To make matters worse, "the government is seeing spies everywhere" (p.225) and the country which is in perpetual political turmoil is fearing elusive threats from "Muslim terrorists" who have taken refuge in neighbouring countries. In this climate dominated by competing security agencies displaying total disregard for human rights and individuals' freedom, one never knows exactly what tomorrow will bring. That is true for Elisabeth, Idriss and Lara, but also for the bunch of French teachers who met Lara in the "Bar du Souvenir" (p.18) shortly after her arrival. Their fortuitous befriending with her puts them immediately under surveillance.

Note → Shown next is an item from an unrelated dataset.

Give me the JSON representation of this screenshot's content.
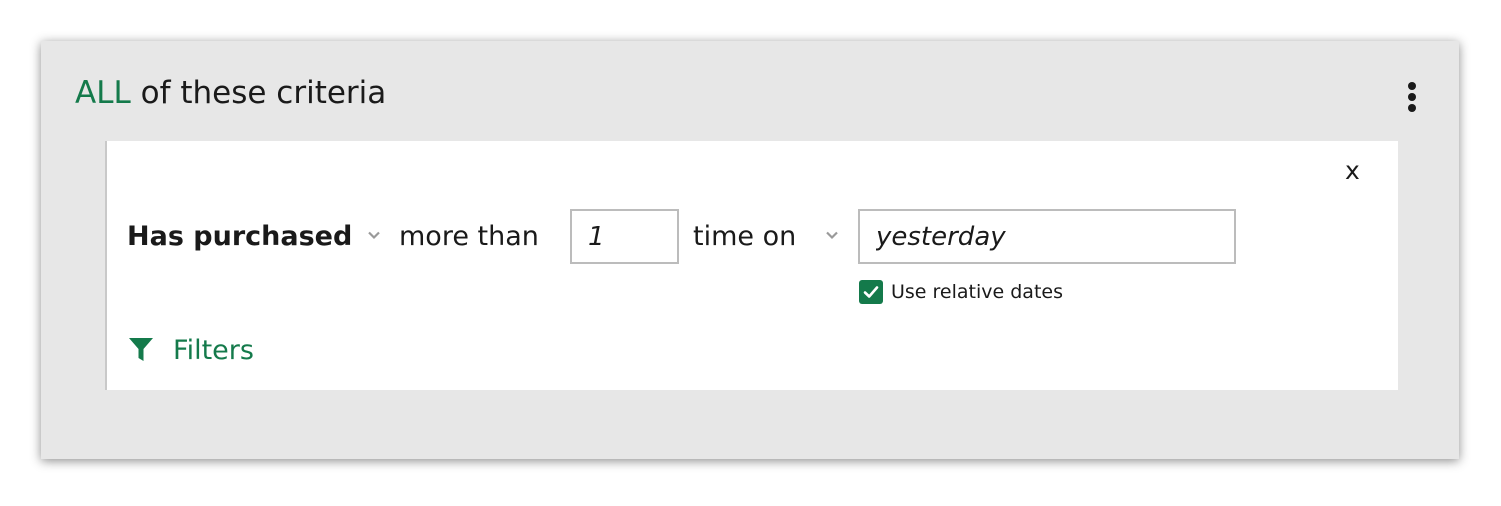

That, the Maths teacher realises, with little surprise, when she is arrested and roughly interrogated in the middle of the night, only to be eventually released at dawn with the obligation to spy on Lara and to report on her every move.

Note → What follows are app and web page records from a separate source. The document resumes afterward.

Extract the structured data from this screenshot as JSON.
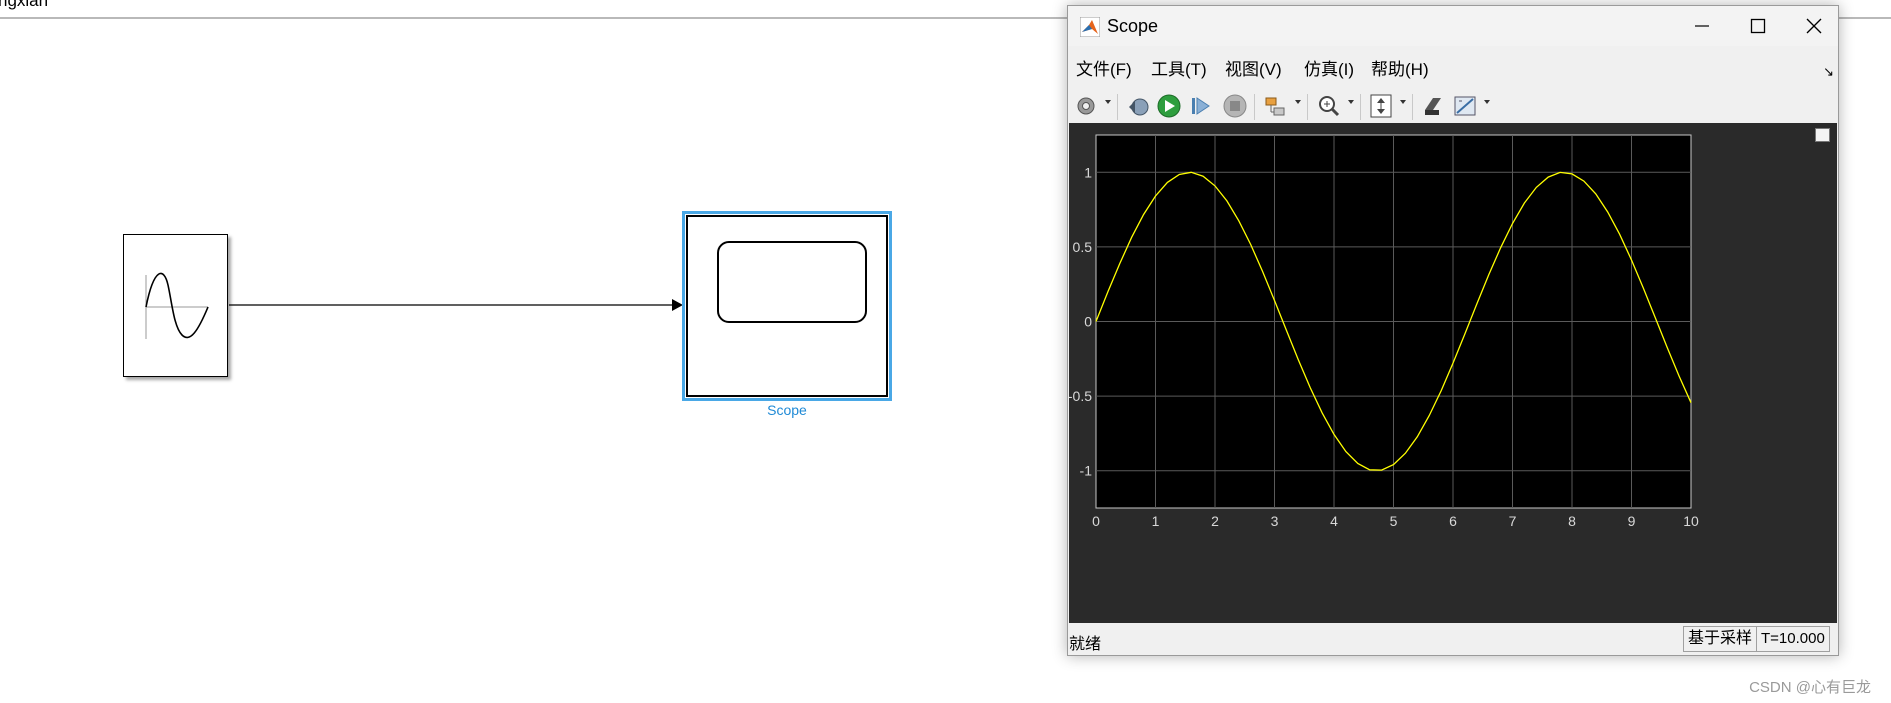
{
  "model": {
    "title_fragment": "ngxian",
    "scope_block_label": "Scope"
  },
  "scope_window": {
    "title": "Scope",
    "menu": [
      "文件(F)",
      "工具(T)",
      "视图(V)",
      "仿真(I)",
      "帮助(H)"
    ],
    "toolbar_icons": [
      "gear-icon",
      "step-back-icon",
      "run-icon",
      "step-forward-icon",
      "stop-icon",
      "signal-selector-icon",
      "zoom-icon",
      "scale-axes-icon",
      "highlight-simulink-block-icon",
      "measurements-icon"
    ],
    "status": {
      "text": "就绪",
      "sample_mode": "基于采样",
      "time": "T=10.000"
    }
  },
  "chart_data": {
    "type": "line",
    "title": "",
    "xlabel": "",
    "ylabel": "",
    "xlim": [
      0,
      10
    ],
    "ylim": [
      -1.25,
      1.25
    ],
    "xticks": [
      0,
      1,
      2,
      3,
      4,
      5,
      6,
      7,
      8,
      9,
      10
    ],
    "yticks": [
      1,
      0.5,
      0,
      -0.5,
      -1
    ],
    "ytick_labels": [
      "1",
      "0.5",
      "0",
      "-0.5",
      "-1"
    ],
    "grid": true,
    "background": "#000000",
    "series": [
      {
        "color": "#ffff00",
        "x": [
          0,
          0.2,
          0.4,
          0.6,
          0.8,
          1.0,
          1.2,
          1.4,
          1.6,
          1.8,
          2.0,
          2.2,
          2.4,
          2.6,
          2.8,
          3.0,
          3.2,
          3.4,
          3.6,
          3.8,
          4.0,
          4.2,
          4.4,
          4.6,
          4.8,
          5.0,
          5.2,
          5.4,
          5.6,
          5.8,
          6.0,
          6.2,
          6.4,
          6.6,
          6.8,
          7.0,
          7.2,
          7.4,
          7.6,
          7.8,
          8.0,
          8.2,
          8.4,
          8.6,
          8.8,
          9.0,
          9.2,
          9.4,
          9.6,
          9.8,
          10.0
        ],
        "y": [
          0,
          0.199,
          0.389,
          0.565,
          0.717,
          0.841,
          0.932,
          0.985,
          1.0,
          0.974,
          0.909,
          0.808,
          0.675,
          0.516,
          0.335,
          0.141,
          -0.058,
          -0.256,
          -0.443,
          -0.612,
          -0.757,
          -0.872,
          -0.952,
          -0.994,
          -0.996,
          -0.959,
          -0.883,
          -0.773,
          -0.631,
          -0.465,
          -0.279,
          -0.083,
          0.117,
          0.312,
          0.494,
          0.657,
          0.794,
          0.899,
          0.968,
          0.999,
          0.989,
          0.941,
          0.855,
          0.734,
          0.585,
          0.412,
          0.223,
          0.025,
          -0.174,
          -0.366,
          -0.544
        ]
      }
    ]
  },
  "watermark": "CSDN @心有巨龙"
}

Lara Simpson's journey to Africa is an echo of the early 1980s, but it can also be read as an epic tale of the 21st century. What is especially interesting moreover, is the way it shows the universal nature of the big issues that destroy the mind before killing the body: racism, sexism, lack of compassion, fanaticism, exclusion, etc. These are not evils restricted to one epoch, one side of the world, one class or one people. They are turpitudes hurting everyone everywhere, Black and White, rich and poor. In this respect, it is fascinating to discover the similarity between Lara's and her daughter Elisabeth's traumatic experience of childhood, in spite of their vastly different upbringing: Lara was stigmatised because she grew up the daughter of a staunch communist idolising the French proletariat, whereas Elisabeth was muffled by the social conventions laid down by her English upper-class father. But both women are stifled by the same uncompromising attitude of a dominating father-figure, thus their attempt to kill him symbolically: one in marrying the arch enemy, that is a rich businessman with no compassion for the lower class, and the second by joining a bunch of disgruntled youths before tying the knot with a black immigrant. That however does not bring them the freedom they are longing for. Much more needs to be done if one wants to be reconciled with oneself.

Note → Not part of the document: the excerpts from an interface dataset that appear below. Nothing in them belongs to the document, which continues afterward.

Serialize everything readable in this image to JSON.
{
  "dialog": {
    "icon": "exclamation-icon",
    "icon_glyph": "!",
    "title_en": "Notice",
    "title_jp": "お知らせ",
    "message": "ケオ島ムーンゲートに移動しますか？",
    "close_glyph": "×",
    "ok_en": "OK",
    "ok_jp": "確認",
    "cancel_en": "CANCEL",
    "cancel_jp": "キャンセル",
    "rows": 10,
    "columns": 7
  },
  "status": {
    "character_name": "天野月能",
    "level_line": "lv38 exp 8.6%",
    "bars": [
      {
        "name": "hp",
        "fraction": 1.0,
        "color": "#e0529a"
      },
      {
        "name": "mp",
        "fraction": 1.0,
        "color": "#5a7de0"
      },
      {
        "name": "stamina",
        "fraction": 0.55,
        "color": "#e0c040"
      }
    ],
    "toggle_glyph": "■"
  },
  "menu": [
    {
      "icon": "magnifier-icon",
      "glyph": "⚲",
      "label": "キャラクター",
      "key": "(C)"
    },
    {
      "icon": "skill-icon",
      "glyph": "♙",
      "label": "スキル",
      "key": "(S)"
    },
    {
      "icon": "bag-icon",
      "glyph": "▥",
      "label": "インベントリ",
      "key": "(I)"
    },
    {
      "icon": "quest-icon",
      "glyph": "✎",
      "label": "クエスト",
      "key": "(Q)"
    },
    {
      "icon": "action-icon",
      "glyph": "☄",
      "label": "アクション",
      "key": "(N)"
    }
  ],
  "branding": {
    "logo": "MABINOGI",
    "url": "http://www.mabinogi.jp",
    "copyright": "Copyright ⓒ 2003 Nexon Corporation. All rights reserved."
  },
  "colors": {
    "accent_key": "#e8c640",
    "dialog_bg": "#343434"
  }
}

The tyrannical forces that contrive our lives are not so much the threats engineered by manipulative people and governments. They are closer to home and tend to emerge from personal fears and frustrations buried within ourselves and hard to handle. When Lara Simpson arrives in Africa she is like a zombie who has wasted her life, but when she leaves the place, she knows, as the saying goes, that life can begin at fifty. Did she learn much about Africa? Probably not, but the little man she holds in her arms tells her of the promise of a different world: "A fabulous phenomenon she has never observed before: a child who, without killing his ancestors, pushes them beyond reproaches and conflicts. Lara is taken by an unknown feeling, as if she was reaching the open air, dizzy with the wind; as if she had been hit with the revelation of her own eternity" (p.248).
The University of Western Australia/School of Humanities